··· Dataset records
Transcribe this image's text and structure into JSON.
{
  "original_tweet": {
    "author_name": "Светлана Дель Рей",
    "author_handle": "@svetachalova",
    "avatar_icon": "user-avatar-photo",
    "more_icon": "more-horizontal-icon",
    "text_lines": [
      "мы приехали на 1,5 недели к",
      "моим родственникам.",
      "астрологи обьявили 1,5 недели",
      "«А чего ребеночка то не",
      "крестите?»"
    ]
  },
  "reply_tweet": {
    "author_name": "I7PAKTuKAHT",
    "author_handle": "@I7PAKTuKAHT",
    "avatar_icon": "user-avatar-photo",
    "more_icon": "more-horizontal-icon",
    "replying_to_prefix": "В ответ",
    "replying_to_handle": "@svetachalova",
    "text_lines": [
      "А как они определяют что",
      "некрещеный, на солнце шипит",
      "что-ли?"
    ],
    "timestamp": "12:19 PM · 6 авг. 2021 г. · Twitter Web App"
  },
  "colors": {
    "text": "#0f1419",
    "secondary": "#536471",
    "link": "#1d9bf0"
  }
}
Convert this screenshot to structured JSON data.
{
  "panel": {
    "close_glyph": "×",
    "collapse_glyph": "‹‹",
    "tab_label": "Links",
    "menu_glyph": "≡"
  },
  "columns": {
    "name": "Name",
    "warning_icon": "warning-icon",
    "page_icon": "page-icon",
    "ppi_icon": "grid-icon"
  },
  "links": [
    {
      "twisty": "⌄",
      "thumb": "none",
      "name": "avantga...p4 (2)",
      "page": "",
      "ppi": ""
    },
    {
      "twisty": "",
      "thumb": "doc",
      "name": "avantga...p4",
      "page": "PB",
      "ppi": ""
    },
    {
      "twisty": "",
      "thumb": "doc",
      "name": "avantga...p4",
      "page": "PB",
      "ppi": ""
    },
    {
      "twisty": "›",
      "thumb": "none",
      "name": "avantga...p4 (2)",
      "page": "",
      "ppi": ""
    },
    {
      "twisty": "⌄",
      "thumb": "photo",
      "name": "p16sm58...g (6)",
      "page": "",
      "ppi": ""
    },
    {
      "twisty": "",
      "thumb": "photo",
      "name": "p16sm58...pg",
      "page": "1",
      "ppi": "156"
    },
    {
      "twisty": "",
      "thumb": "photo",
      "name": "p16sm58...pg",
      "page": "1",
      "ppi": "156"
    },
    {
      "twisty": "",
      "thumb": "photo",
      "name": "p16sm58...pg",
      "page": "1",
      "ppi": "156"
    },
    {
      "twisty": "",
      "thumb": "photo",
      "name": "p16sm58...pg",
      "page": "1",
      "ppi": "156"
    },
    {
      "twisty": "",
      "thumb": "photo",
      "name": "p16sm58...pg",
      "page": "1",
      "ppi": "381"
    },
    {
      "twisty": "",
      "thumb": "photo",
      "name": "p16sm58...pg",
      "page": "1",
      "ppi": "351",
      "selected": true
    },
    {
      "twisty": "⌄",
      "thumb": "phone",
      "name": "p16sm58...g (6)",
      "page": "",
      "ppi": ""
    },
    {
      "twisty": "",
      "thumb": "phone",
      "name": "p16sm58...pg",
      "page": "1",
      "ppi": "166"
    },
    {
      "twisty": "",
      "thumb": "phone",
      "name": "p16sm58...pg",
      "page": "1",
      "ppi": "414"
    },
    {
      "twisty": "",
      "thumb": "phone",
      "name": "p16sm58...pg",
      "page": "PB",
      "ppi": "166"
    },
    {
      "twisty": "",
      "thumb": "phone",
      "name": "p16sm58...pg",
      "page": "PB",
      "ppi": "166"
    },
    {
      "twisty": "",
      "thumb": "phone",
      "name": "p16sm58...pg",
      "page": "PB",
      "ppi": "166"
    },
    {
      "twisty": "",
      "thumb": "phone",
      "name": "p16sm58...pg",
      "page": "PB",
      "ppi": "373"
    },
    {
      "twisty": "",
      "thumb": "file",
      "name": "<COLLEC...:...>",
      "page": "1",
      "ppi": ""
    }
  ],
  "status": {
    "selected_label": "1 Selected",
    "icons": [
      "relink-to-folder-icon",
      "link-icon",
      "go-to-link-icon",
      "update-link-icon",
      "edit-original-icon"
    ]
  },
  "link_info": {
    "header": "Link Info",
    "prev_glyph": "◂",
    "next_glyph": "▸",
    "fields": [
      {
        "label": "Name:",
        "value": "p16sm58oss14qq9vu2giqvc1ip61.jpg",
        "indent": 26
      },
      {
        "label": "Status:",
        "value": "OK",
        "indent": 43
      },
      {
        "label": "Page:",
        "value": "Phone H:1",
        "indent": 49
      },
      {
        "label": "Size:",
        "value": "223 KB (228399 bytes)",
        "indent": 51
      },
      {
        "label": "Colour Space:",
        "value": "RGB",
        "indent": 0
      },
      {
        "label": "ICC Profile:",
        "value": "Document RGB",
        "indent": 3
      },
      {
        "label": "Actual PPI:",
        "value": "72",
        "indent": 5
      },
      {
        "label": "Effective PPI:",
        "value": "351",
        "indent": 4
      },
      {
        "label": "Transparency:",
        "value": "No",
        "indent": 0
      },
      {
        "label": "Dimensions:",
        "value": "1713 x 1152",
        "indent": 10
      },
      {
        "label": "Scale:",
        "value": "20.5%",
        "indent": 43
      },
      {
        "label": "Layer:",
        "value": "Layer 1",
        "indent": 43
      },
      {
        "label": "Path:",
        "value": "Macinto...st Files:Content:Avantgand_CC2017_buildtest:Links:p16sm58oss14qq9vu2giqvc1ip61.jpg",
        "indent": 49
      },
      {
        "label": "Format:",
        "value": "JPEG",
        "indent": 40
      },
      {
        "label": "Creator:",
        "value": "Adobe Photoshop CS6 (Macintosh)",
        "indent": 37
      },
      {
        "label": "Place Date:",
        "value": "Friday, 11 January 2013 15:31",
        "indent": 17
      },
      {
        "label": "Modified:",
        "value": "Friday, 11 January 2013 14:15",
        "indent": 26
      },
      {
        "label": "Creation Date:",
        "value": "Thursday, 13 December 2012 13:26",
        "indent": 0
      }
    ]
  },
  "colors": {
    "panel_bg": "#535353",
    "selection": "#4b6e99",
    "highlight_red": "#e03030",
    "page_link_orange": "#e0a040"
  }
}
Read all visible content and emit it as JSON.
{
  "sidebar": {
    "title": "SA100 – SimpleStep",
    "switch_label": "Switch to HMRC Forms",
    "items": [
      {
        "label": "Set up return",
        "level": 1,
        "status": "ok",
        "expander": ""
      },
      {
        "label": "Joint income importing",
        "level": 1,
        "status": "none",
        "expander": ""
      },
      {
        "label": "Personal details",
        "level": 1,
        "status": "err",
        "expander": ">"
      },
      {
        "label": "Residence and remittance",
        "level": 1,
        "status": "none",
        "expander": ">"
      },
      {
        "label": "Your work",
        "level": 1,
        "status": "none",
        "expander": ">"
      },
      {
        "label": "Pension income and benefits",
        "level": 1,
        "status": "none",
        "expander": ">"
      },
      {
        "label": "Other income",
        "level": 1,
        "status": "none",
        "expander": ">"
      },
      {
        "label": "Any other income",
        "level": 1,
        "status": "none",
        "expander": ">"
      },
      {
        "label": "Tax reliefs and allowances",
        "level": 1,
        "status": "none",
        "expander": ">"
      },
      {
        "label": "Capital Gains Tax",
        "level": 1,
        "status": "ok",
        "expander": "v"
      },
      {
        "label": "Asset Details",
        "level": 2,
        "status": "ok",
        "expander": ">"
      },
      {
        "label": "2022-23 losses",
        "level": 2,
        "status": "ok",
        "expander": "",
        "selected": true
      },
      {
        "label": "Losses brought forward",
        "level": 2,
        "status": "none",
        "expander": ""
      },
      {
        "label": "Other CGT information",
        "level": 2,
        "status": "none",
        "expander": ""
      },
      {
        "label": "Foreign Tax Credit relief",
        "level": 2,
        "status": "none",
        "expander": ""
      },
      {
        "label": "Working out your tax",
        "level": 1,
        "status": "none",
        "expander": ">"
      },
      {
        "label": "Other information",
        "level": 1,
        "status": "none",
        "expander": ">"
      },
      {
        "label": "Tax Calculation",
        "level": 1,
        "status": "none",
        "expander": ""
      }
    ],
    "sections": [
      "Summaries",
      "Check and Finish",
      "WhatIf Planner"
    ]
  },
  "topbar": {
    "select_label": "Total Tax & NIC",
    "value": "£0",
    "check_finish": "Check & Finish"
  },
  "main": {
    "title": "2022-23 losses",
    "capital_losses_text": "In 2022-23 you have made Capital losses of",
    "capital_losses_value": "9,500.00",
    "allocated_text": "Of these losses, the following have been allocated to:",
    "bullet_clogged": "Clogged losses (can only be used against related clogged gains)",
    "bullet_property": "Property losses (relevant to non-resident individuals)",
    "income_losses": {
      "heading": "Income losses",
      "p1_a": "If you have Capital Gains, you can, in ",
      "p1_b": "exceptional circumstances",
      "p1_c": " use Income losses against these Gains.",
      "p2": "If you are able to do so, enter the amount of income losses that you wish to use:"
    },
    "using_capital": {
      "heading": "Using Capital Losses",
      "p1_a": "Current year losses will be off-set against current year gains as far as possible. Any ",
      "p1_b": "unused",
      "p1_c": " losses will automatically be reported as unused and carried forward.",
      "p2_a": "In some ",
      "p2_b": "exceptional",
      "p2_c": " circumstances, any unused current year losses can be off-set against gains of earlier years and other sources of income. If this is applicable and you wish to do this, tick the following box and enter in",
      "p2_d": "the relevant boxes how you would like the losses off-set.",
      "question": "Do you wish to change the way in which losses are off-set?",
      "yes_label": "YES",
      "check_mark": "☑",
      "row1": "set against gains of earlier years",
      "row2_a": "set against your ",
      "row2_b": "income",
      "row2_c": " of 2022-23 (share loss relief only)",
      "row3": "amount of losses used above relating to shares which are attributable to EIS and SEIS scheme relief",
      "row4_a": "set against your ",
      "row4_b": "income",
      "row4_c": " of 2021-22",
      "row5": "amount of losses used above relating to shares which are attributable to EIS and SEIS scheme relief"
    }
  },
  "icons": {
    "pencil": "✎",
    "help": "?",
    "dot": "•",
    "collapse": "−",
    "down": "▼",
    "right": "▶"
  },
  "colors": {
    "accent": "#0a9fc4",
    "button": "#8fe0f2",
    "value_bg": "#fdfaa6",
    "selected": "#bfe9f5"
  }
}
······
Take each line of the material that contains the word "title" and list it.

    "title": "SA100 – SimpleStep",
    "title": "2022-23 losses",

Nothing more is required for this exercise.